Tony Blair: I 'toyed with' Marxism during university years
Tony Blair has revealed he was “a Trot” for a period as a student.
The former prime minister said he had read a biography of Leon Trotsky after returning home from playing a concert, and that it was “like a light going on”.
He also said the dalliance with Trotskyism – which lasted less than a year – had meant that he “really understands” the left-wing politics.
Mr Blair gave the account in a BBC Radio 4 interview with Peter Hennessey for his Reflections programme.
He revealed he had “toyed with Marxism” ideologies after going through the first volume of Isaac Deutscher’s biography of Trotsky.
“When I got back, I picked it up and started to read it. And I literally didn't stop reading it all night. It opened a different world to me,” he said.
“I suddenly thought the world's full of these extraordinary causes and injustices and here’s this guy Trotsky who was so inspired by all of this that he went out to create a Russian revolution and changed the world. I think it’s a very odd thing – just literally it was like a light going on.

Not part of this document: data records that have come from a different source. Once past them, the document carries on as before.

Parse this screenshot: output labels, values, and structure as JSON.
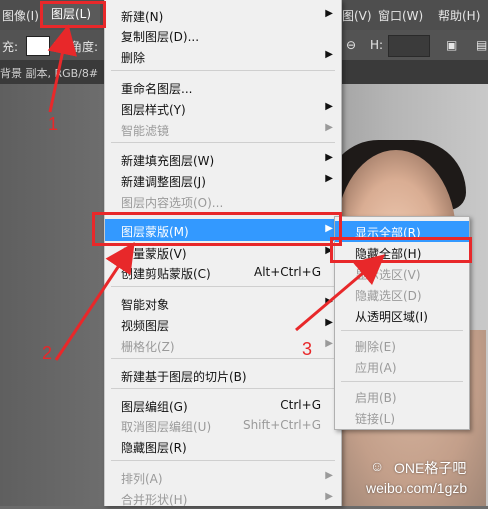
{
  "menubar": {
    "image_label": "图像(I)",
    "layer_label": "图层(L)",
    "view_label": "图(V)",
    "window_label": "窗口(W)",
    "help_label": "帮助(H)"
  },
  "optbar": {
    "fill_label": "充:",
    "angle_label": "角度:",
    "h_label": "H:"
  },
  "tab": {
    "title": "背景 副本, RGB/8#"
  },
  "layer_menu": [
    {
      "label": "新建(N)",
      "shortcut": "",
      "arrow": true,
      "disabled": false,
      "highlight": false
    },
    {
      "label": "复制图层(D)...",
      "shortcut": "",
      "arrow": false,
      "disabled": false,
      "highlight": false
    },
    {
      "label": "删除",
      "shortcut": "",
      "arrow": true,
      "disabled": false,
      "highlight": false
    },
    {
      "label": "重命名图层...",
      "shortcut": "",
      "arrow": false,
      "disabled": false,
      "highlight": false
    },
    {
      "label": "图层样式(Y)",
      "shortcut": "",
      "arrow": true,
      "disabled": false,
      "highlight": false
    },
    {
      "label": "智能滤镜",
      "shortcut": "",
      "arrow": true,
      "disabled": true,
      "highlight": false
    },
    {
      "label": "新建填充图层(W)",
      "shortcut": "",
      "arrow": true,
      "disabled": false,
      "highlight": false
    },
    {
      "label": "新建调整图层(J)",
      "shortcut": "",
      "arrow": true,
      "disabled": false,
      "highlight": false
    },
    {
      "label": "图层内容选项(O)...",
      "shortcut": "",
      "arrow": false,
      "disabled": true,
      "highlight": false
    },
    {
      "label": "图层蒙版(M)",
      "shortcut": "",
      "arrow": true,
      "disabled": false,
      "highlight": true
    },
    {
      "label": "矢量蒙版(V)",
      "shortcut": "",
      "arrow": true,
      "disabled": false,
      "highlight": false
    },
    {
      "label": "创建剪贴蒙版(C)",
      "shortcut": "Alt+Ctrl+G",
      "arrow": false,
      "disabled": false,
      "highlight": false
    },
    {
      "label": "智能对象",
      "shortcut": "",
      "arrow": true,
      "disabled": false,
      "highlight": false
    },
    {
      "label": "视频图层",
      "shortcut": "",
      "arrow": true,
      "disabled": false,
      "highlight": false
    },
    {
      "label": "栅格化(Z)",
      "shortcut": "",
      "arrow": true,
      "disabled": true,
      "highlight": false
    },
    {
      "label": "新建基于图层的切片(B)",
      "shortcut": "",
      "arrow": false,
      "disabled": false,
      "highlight": false
    },
    {
      "label": "图层编组(G)",
      "shortcut": "Ctrl+G",
      "arrow": false,
      "disabled": false,
      "highlight": false
    },
    {
      "label": "取消图层编组(U)",
      "shortcut": "Shift+Ctrl+G",
      "arrow": false,
      "disabled": true,
      "highlight": false
    },
    {
      "label": "隐藏图层(R)",
      "shortcut": "",
      "arrow": false,
      "disabled": false,
      "highlight": false
    },
    {
      "label": "排列(A)",
      "shortcut": "",
      "arrow": true,
      "disabled": true,
      "highlight": false
    },
    {
      "label": "合并形状(H)",
      "shortcut": "",
      "arrow": true,
      "disabled": true,
      "highlight": false
    }
  ],
  "mask_submenu": [
    {
      "label": "显示全部(R)",
      "disabled": false,
      "highlight": true
    },
    {
      "label": "隐藏全部(H)",
      "disabled": false,
      "highlight": false
    },
    {
      "label": "显示选区(V)",
      "disabled": true,
      "highlight": false
    },
    {
      "label": "隐藏选区(D)",
      "disabled": true,
      "highlight": false
    },
    {
      "label": "从透明区域(I)",
      "disabled": false,
      "highlight": false
    },
    {
      "label": "删除(E)",
      "disabled": true,
      "highlight": false
    },
    {
      "label": "应用(A)",
      "disabled": true,
      "highlight": false
    },
    {
      "label": "启用(B)",
      "disabled": true,
      "highlight": false
    },
    {
      "label": "链接(L)",
      "disabled": true,
      "highlight": false
    }
  ],
  "annotations": {
    "step1": "1",
    "step2": "2",
    "step3": "3",
    "color": "#e8282a"
  },
  "watermark": {
    "name": "ONE格子吧",
    "url": "weibo.com/1gzb"
  },
  "colors": {
    "highlight": "#3399ff",
    "menu_bg": "#f0f0f0",
    "menubar_bg": "#4e4e4e"
  }
}
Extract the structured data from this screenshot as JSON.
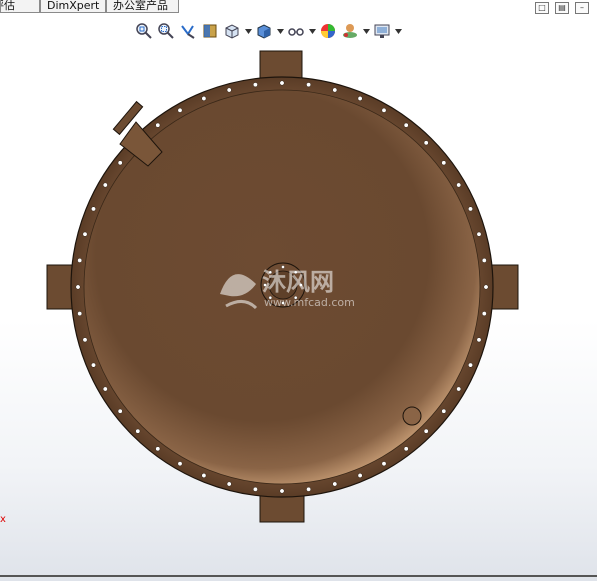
{
  "tabs": [
    {
      "label": "评估"
    },
    {
      "label": "DimXpert"
    },
    {
      "label": "办公室产品"
    }
  ],
  "window_buttons": [
    "restore-icon",
    "tile-icon",
    "close-icon"
  ],
  "toolbar": {
    "buttons": [
      "zoom-to-fit-icon",
      "zoom-area-icon",
      "previous-view-icon",
      "section-view-icon",
      "view-orientation-icon",
      "display-style-icon",
      "hide-show-items-icon",
      "edit-appearance-icon",
      "apply-scene-icon",
      "view-settings-icon"
    ]
  },
  "model": {
    "body_color": "#6b4a30",
    "rim_color": "#7a5638",
    "hole_color": "#ffffff"
  },
  "watermark": {
    "brand": "沐风网",
    "url": "www.mfcad.com"
  },
  "axis_marker": "x"
}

“And even though, you know, over time I left that side of politics behind, the notion of having a cause and a purpose and one bigger than yourself or your own ambition – and I think probably allied at the same time to coming to religious faith – that changed my life in that period.”
Asked whether it was fair to say he had been “a Trot”, he replied: “Yeah. In that sense I was, actually…
“It was reasonably brief, let’s say. But I really understand that politics, by the way, because I was in and around it for long enough – it wasn’t more than a year probably – but in and around it long enough to understand it and then come, finally, to the conclusion that it wasn’t right.”
Mr Blair steered Labour away from leftism during his time at the helm, and his leadership was punctuated by frequent rebellions from those who identified more strongly with Marxist thought.
Elsewhere in the interview, Mr Blair said the so-called “Granita pact” with Gordon Brown had not been sealed at the restaurant which gave it its name, but in a “couple of different places in Edinburgh”.